There are many young men who dive from the bridge into the river. It’s a bit busy and touristy at midday since Mostar has become more popular, so stay the night and enjoy an evening or an early morning walk when the crowds have gone away. Then it’ll be you and the locals.
Mostar has more to it than the famous bridge. Kujundziluk (gold alley) beckons with its shops selling trinkets. Wander down cobblestone lanes of the Ottoman quarter. There was fierce fighting here in Mostar and there are still some visible scars. But it’s another wonderful destination to see the Muslim and Christian, the East and West, blend together, even if it is tenuous at times. The east bank of the river is where you’ll find the mosques — Koski Mehmed Pasa Mosque and the Cejvan Cehaj Mosque. It’s probably the more vibrant of the 2 banks. On the west bank you’ll find the Catholic Croats and a very interesting War Photo Exhibition.
Another town with a bridge in Herzegovina is Trebinje.
It’s a bit quieter here in the southern part of the country, but quite picturesque. The Arslanagic Bridge was built in the 16th century and is the star of the town. Get this — it was actually moved in 1972, stone by stone, from the village of Arslanagic which is about 5km away. I’m sure that wasn’t easy!
The Old Town is a pleasant place to while away some time, wandering the streets and sipping on some good coffee at one of the cafes.
Nearby you’ll find some hilltop monasteries to explore. Tvrdos is 6km west of Trebinje and one of the best for a visit.
Jajce is a town in Bosnia that is worthy of some time as well, especially if you like waterfalls. There’s some beautiful 21m high waterfalls on the edge of town.
The Old Town is charming with its walls, churches and catacombs. This is the town where Bosnia’s kings were crowned back in Medieval times. While there aren’t any major sites, there is enough to keep you occupied for a good day and Jajce makes a fabulous base to explore the surrounding mountains, lakes and canyons.
What else is there to do?
The great outdoors beckons with rafting, kayaking, canoeing, canyoning, hiking, fishing and skiing and snowboarding in winter. If you are an outdoor adventurer, even just a little, then Bosnia-Herzegovina is for you.
There are some wonderful Medieval sites such as castles and fortified towns. And the history here is quite interesting with Ottoman and Austro-Hungarian influences. The more recent war is certainly still fresh in some people’s minds, but learning about it is a great way to understand the people.
What should I eat?
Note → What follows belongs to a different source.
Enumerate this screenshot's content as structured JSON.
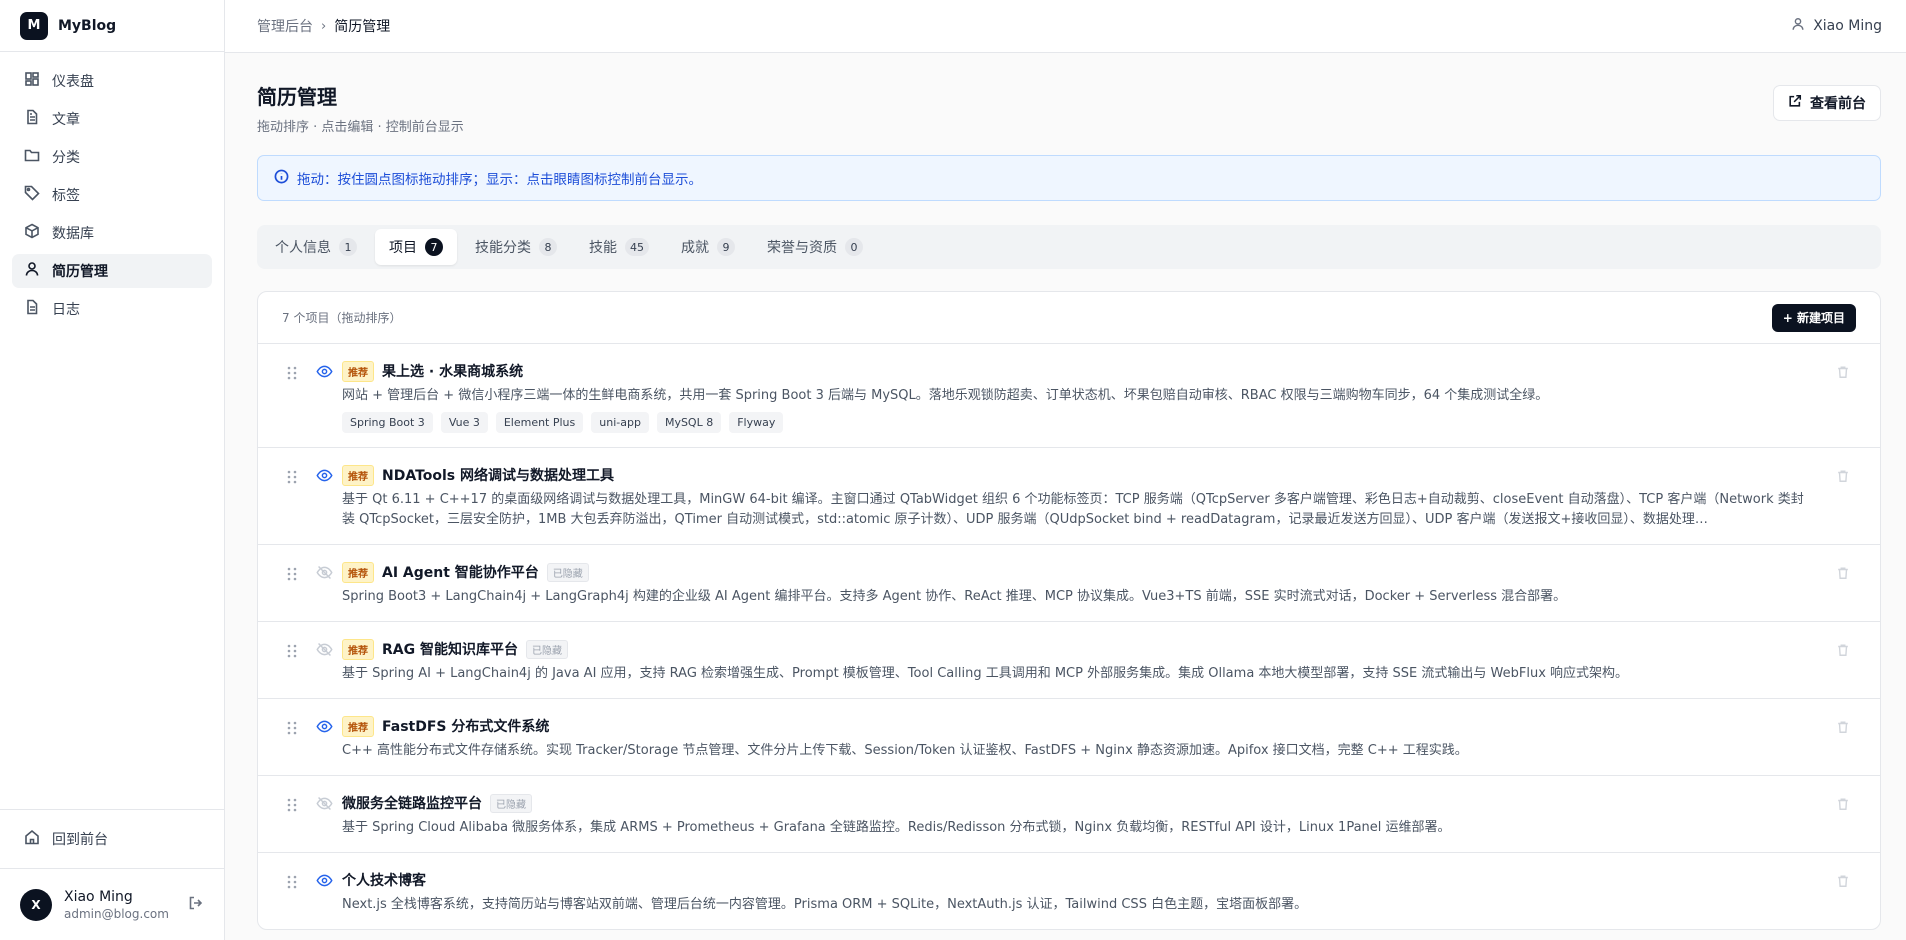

You definitely want to try a Cevapi. This is the Balkan version of a kebab. The Banja Luka Cevap is square and pretty large. The Sarajevo version is round and a bit smaller.
A Burek is a pastry made of filo dough and stuffed with either meat, cheese, spinach or apple. It’s an inexpensive and easy to find snack.
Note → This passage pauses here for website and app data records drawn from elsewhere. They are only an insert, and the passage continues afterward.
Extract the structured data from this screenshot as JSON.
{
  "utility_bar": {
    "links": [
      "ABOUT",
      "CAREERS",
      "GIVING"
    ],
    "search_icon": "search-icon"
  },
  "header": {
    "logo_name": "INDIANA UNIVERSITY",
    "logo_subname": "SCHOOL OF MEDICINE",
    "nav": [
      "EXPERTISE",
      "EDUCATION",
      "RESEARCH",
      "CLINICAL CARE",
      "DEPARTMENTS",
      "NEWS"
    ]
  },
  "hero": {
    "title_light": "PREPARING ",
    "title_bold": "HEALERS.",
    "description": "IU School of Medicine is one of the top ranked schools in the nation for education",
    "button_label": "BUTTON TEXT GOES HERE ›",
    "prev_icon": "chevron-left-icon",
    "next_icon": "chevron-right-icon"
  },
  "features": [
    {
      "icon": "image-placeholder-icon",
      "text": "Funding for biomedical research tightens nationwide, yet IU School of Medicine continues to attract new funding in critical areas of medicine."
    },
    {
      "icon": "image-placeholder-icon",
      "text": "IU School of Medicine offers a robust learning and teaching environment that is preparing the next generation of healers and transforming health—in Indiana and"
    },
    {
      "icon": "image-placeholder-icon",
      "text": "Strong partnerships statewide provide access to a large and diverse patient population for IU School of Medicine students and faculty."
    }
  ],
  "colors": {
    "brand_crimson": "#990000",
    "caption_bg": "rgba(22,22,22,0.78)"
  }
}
The food is meat based although you’ll find some good trout in Mostar. Janjetina, lamb on a spit, is a tasty treat usually eaten on special occasions. And cured meats, not made of pork, are also part of their diet. Stews are big for every day meals.
To drink, try Bosnian coffee which is much like Turkish coffee. The wine is quite good in the Herzegovina area and domestic beers are found most everywhere. And the plus side — alcohol isn’t as heavily taxed so it’s a bit cheaper!
Ready to go?
BH is a fabulous, up and coming destination. While the tourist infrastructure isn’t going to be quite on par with Germany or France or England, it’s getting better. So if you’re a first time traveler to Europe, this may not be a good choice for you. But if you’ve got a trip or 2 under your belt to Europe, then this might be a good destination for you to visit.
The people are warm and kind — and eager to share their country with you. The diversity will make you feel as though you’re visiting a couple of different countries at once. Add in yummy food, tasty drinks and a beautiful landscape and you’ve got a perfect destination.
So what are you waiting for?
All photos courtesy of Pixabay.